Rev. John Brown, D.D., the eminent 19th-century biographer of the famous John Bunyan, writes that Pulloxhill in Bedfordshire was the original home of the Bunyan family, and he names a few Bunyans who owned land here in the Middle Ages. He goes on to state that one branch of these Pulloxhill Bunyans moved in the 13th century some eight miles south to Chalgrave and Dunstable, whereas another branch moved nine miles north to Elstow, the 1628 birthplace of John Bunyan (Brown, 1885, p. 22-23). Other members of the family were living in Bunyan's time in Flitton, less than two miles north of Pulloxhill. Today there is a field in Pulloxhill known as Bunions Hill, and some believe that this refers to when this field was owned in the 13th century by Bunyan's ancestors. Yet others believe that this name is more recent and refers to when John Bunyan was arrested near here in November 1660 while on his way to deliver a sermon at Lower Samshill (near Westoning). A couple of miles southwest of Pulloxhill is the now dead stump of Bunyan's Oak, a famous local landmark where Bunyan once preached.
Bedford Borough Council Community Archives (online source - formerly the Befordshire Virtual Library):
- The New Inn Northbridge Street Shefford
- The New Inn Ampthill Road Shefford
- Timeline for Campton (see entry for date 1983)
Arnold, Clive (2020), The Bunyan Family Tree, Pilgrim House Elstow, 1 p. This pedigree is the one supported by the Moot Hall (Meeting Hall) Museum in Elstow, the birth place and home of John Bunyan. Part of the mission of the museum is preservation of the buildings, artifacts and letters associated with John Bunyan.
Clive Arnold is the curator for the Moot Hall (Meeting Hall) Museum in Elstow, and he has researched and published the most comprehensive (to date) version of the Bunyan family tree. He also helps "people, who think they may be related to the Elstow Bunyans, to check their genealogy. Unfortunately, there is much incorrect data about this family on genealogy websites, which misleads many into thinking they are Bunyan's descendants. Sadly, we have yet to find a verifiable living descendant of the Elstow Bunyans."
Clive also has two websites related to the Bunyan family of Elstow. One on John Bunyan's Bedford, and another on Elstow Village, which is where the famous John Bunyan was born. The latter site also has a section on John Bunyan's Family and Life with a current version of the Bunyan Family Tree.
Bedfordshire Family History Society, Transcripts of Bedfordshire Parish Registers, including baptism, marriage, and burial records (and in some cases memorial inscriptions) of Campton and Shefford, Flitton (with Silsoe), Lower Gravenhurst, and Upper Gravenhurst. Published by Bedfordshire Family History Society, and available on CD from The Parish Chest.
Brown, John, 1885, John Bunyan: His Life, Times and Work (1928 Edition): Riverside Press, Cambridge, p. 397-426.

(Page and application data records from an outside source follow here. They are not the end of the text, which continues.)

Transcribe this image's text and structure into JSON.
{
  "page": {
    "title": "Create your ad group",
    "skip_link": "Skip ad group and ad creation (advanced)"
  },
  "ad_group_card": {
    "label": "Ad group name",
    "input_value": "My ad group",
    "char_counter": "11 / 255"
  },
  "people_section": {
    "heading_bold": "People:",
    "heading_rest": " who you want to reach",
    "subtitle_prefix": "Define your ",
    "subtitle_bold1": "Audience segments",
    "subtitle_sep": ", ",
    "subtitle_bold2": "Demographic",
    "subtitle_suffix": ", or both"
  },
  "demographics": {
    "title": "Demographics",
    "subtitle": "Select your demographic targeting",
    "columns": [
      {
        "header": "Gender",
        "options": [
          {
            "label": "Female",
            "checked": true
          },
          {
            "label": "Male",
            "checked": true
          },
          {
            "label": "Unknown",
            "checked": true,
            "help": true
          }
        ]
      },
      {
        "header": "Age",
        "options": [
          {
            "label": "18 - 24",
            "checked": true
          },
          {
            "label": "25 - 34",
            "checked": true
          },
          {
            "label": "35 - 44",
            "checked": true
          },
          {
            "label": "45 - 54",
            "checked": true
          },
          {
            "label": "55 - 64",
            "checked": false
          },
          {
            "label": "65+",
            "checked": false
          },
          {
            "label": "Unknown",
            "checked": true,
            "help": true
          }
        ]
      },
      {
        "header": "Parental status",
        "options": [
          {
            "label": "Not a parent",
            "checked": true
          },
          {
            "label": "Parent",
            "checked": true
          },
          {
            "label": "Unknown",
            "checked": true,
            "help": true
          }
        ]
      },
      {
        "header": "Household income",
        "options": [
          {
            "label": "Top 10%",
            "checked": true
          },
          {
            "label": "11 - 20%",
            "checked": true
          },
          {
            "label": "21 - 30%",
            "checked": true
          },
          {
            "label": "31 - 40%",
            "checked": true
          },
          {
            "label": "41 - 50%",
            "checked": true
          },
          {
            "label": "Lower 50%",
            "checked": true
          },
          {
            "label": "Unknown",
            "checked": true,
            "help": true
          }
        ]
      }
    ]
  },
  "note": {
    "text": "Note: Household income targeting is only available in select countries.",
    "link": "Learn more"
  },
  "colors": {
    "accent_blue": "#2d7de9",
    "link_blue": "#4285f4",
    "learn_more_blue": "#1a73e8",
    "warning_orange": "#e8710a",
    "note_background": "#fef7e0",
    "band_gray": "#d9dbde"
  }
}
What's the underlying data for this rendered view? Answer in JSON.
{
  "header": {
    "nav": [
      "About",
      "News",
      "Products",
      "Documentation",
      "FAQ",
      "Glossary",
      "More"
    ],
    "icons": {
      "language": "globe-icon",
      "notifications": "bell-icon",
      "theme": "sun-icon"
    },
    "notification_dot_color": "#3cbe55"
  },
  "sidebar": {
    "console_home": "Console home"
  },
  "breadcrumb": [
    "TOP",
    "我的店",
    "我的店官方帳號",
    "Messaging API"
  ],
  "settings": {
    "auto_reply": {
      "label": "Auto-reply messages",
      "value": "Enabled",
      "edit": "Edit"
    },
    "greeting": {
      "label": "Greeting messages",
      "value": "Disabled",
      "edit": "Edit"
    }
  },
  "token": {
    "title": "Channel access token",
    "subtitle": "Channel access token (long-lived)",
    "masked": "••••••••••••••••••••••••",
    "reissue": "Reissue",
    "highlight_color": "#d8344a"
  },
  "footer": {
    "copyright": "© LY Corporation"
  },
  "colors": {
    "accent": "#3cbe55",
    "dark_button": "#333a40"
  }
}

UK Census Records, 1841-1901 and Parish Baptism, Marriage and Burial Records: online databases available on Ancestry.com, Familysearch.org, and Find My Past.
Dew, Clarice O., 1985, Philip and Sarah Elizabeth Dew: A History and Record of Their Lives and Descendants 1816-1985: Privately Published, Wauchope, Australia, 63 p. Available from the Salt Lake City Family History Library. Call Number 929.294 D51.
Descendants of the Celebrated John Bunyan
Emmison, F.G.(editor), Bedfordshire Parish Records, Published by the Bedford County Record Office, Shire Hall, several volumes with publication beginning in 1931.
FamilySearch.org - Online Genealogy Databases
Urwick, William, 1888, Pedigree of the Family of John Bunyan in Bible Truths and Church Errors, Including a Lecture on John Bunyan Not a Baptist: T.Fisher Unwin, London, p. 104. A pedigree based on the research of Brown (1888), which is referenced above.
Vital Records Certificates (Birth, Marriage, Death) from 1837 to the present for Great Britain available from the General Register Office.